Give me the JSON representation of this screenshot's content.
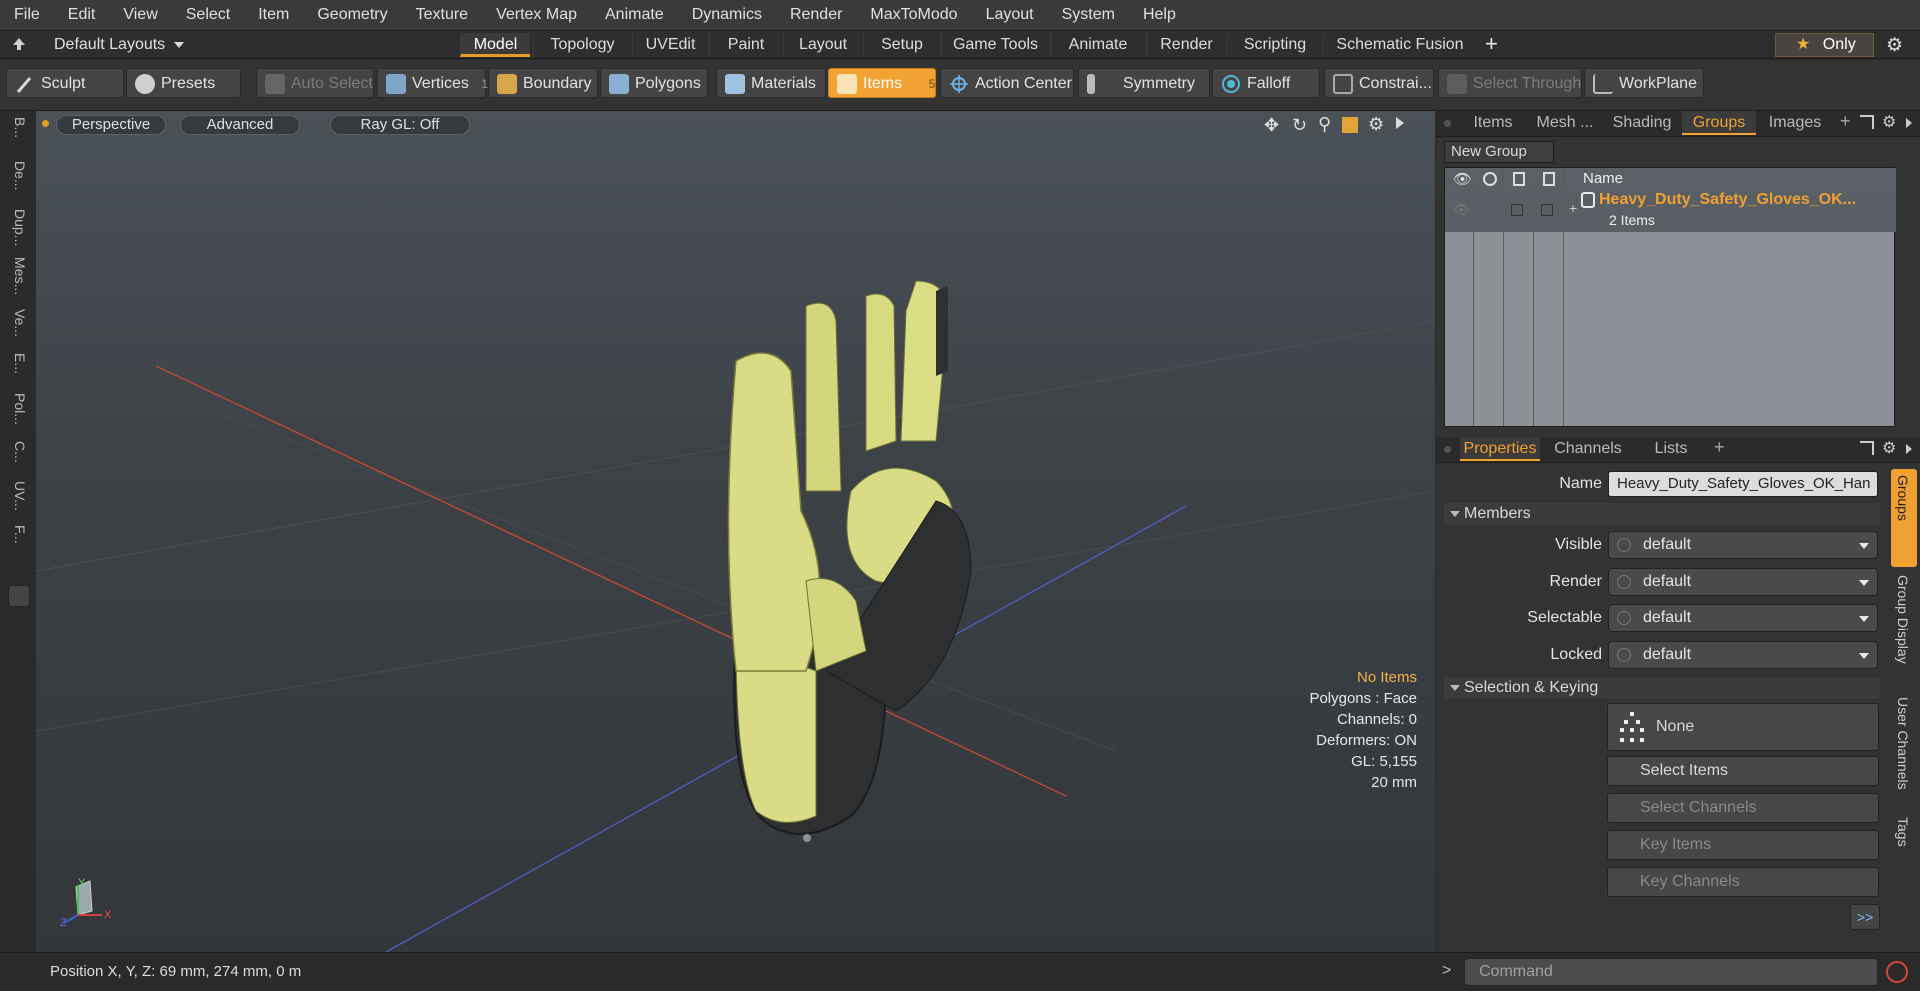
{
  "menu": [
    "File",
    "Edit",
    "View",
    "Select",
    "Item",
    "Geometry",
    "Texture",
    "Vertex Map",
    "Animate",
    "Dynamics",
    "Render",
    "MaxToModo",
    "Layout",
    "System",
    "Help"
  ],
  "layouts": {
    "label": "Default Layouts",
    "tabs": [
      "Model",
      "Topology",
      "UVEdit",
      "Paint",
      "Layout",
      "Setup",
      "Game Tools",
      "Animate",
      "Render",
      "Scripting",
      "Schematic Fusion"
    ],
    "active_tab": "Model",
    "only_label": "Only"
  },
  "toolbar": {
    "sculpt": "Sculpt",
    "presets": "Presets",
    "auto_select": "Auto Select",
    "vertices": "Vertices",
    "vertices_count": "1",
    "boundary": "Boundary",
    "polygons": "Polygons",
    "materials": "Materials",
    "items": "Items",
    "items_count": "5",
    "action_center": "Action Center",
    "symmetry": "Symmetry",
    "falloff": "Falloff",
    "constraints": "Constrai...",
    "select_through": "Select Through",
    "workplane": "WorkPlane"
  },
  "left_tabs": [
    "B...",
    "De...",
    "Dup...",
    "Mes...",
    "Ve...",
    "E...",
    "Pol...",
    "C...",
    "UV...",
    "F..."
  ],
  "viewport": {
    "perspective": "Perspective",
    "advanced": "Advanced",
    "raygl": "Ray GL: Off",
    "info": {
      "no_items": "No Items",
      "polygons": "Polygons : Face",
      "channels": "Channels: 0",
      "deformers": "Deformers: ON",
      "gl": "GL: 5,155",
      "size": "20 mm"
    },
    "axis_y": "Y",
    "axis_x": "X",
    "axis_z": "Z"
  },
  "groups_panel": {
    "tabs": [
      "Items",
      "Mesh ...",
      "Shading",
      "Groups",
      "Images"
    ],
    "active_tab": "Groups",
    "new_group": "New Group",
    "col_name": "Name",
    "group_name": "Heavy_Duty_Safety_Gloves_OK...",
    "group_count": "2 Items"
  },
  "properties_panel": {
    "tabs": [
      "Properties",
      "Channels",
      "Lists"
    ],
    "active_tab": "Properties",
    "name_label": "Name",
    "name_value": "Heavy_Duty_Safety_Gloves_OK_Han",
    "members_section": "Members",
    "fields": [
      {
        "label": "Visible",
        "value": "default"
      },
      {
        "label": "Render",
        "value": "default"
      },
      {
        "label": "Selectable",
        "value": "default"
      },
      {
        "label": "Locked",
        "value": "default"
      }
    ],
    "selection_section": "Selection & Keying",
    "none_label": "None",
    "select_items": "Select Items",
    "select_channels": "Select Channels",
    "key_items": "Key Items",
    "key_channels": "Key Channels",
    "more": ">>",
    "side_tabs": [
      "Groups",
      "Group Display",
      "User Channels",
      "Tags"
    ]
  },
  "status": {
    "position": "Position X, Y, Z:  69 mm, 274 mm, 0 m",
    "command_placeholder": "Command"
  },
  "colors": {
    "accent": "#f0a132",
    "glove_yellow": "#d9dc84",
    "glove_dark": "#2d2f30"
  }
}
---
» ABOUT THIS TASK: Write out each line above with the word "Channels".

» SOLUTION TO THE PROBLEM:
      "channels": "Channels: 0",
      "Channels",
    "select_channels": "Select Channels",
    "key_channels": "Key Channels",
      "User Channels",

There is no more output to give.